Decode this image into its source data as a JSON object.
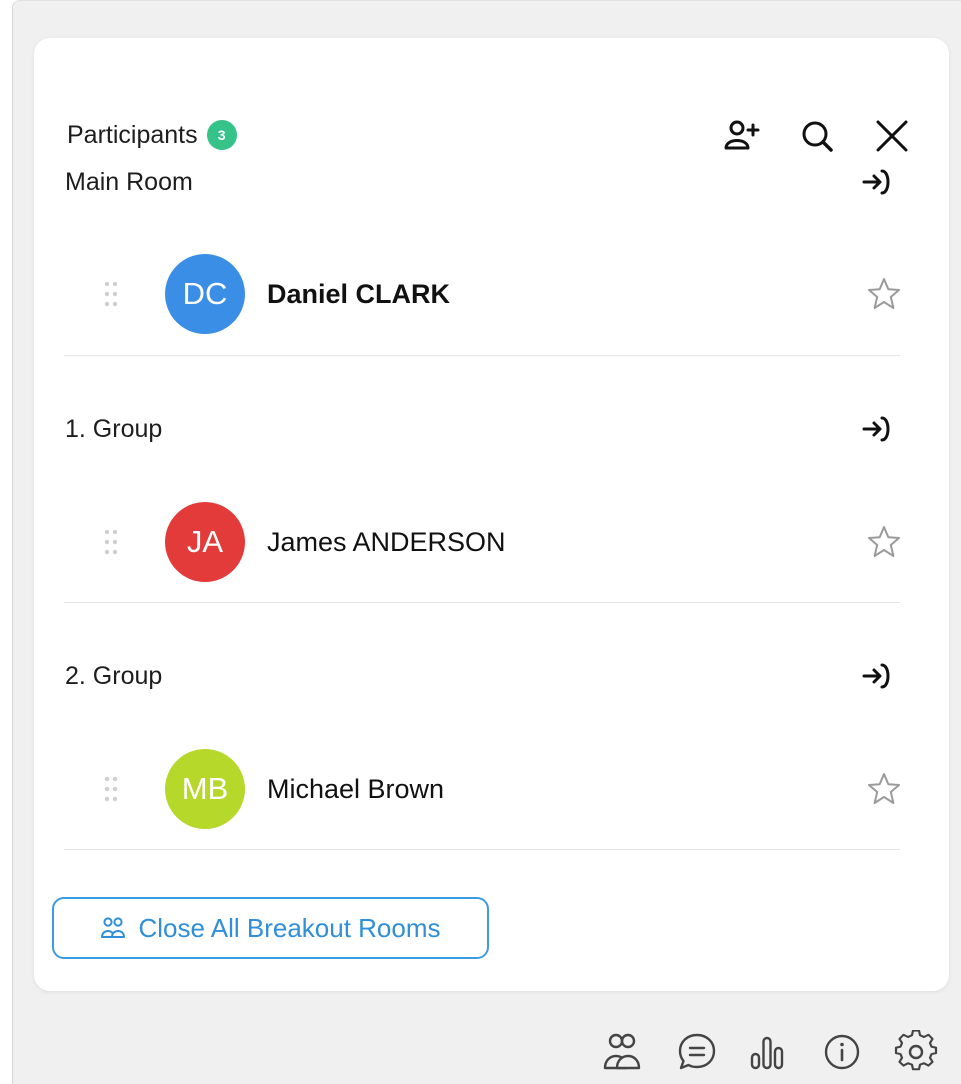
{
  "panel": {
    "title": "Participants",
    "count": "3",
    "badge_color": "#36c389"
  },
  "header_icons": [
    "add-user-icon",
    "search-icon",
    "close-icon"
  ],
  "rooms": [
    {
      "name": "Main Room",
      "participants": [
        {
          "initials": "DC",
          "name": "Daniel CLARK",
          "avatar_color": "#3a8ee6",
          "bold": true
        }
      ]
    },
    {
      "name": "1. Group",
      "participants": [
        {
          "initials": "JA",
          "name": "James ANDERSON",
          "avatar_color": "#e33a3a",
          "bold": false
        }
      ]
    },
    {
      "name": "2. Group",
      "participants": [
        {
          "initials": "MB",
          "name": "Michael Brown",
          "avatar_color": "#b5d82a",
          "bold": false
        }
      ]
    }
  ],
  "close_all_button": {
    "label": "Close All Breakout Rooms",
    "color": "#2f8fd9"
  },
  "bottom_bar_icons": [
    "participants-icon",
    "chat-icon",
    "poll-icon",
    "info-icon",
    "settings-icon"
  ]
}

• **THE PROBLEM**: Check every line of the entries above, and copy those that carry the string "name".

• **FINISHED EXERCISE**:
      "name": "Main Room",
          "name": "Daniel CLARK",
      "name": "1. Group",
          "name": "James ANDERSON",
      "name": "2. Group",
          "name": "Michael Brown",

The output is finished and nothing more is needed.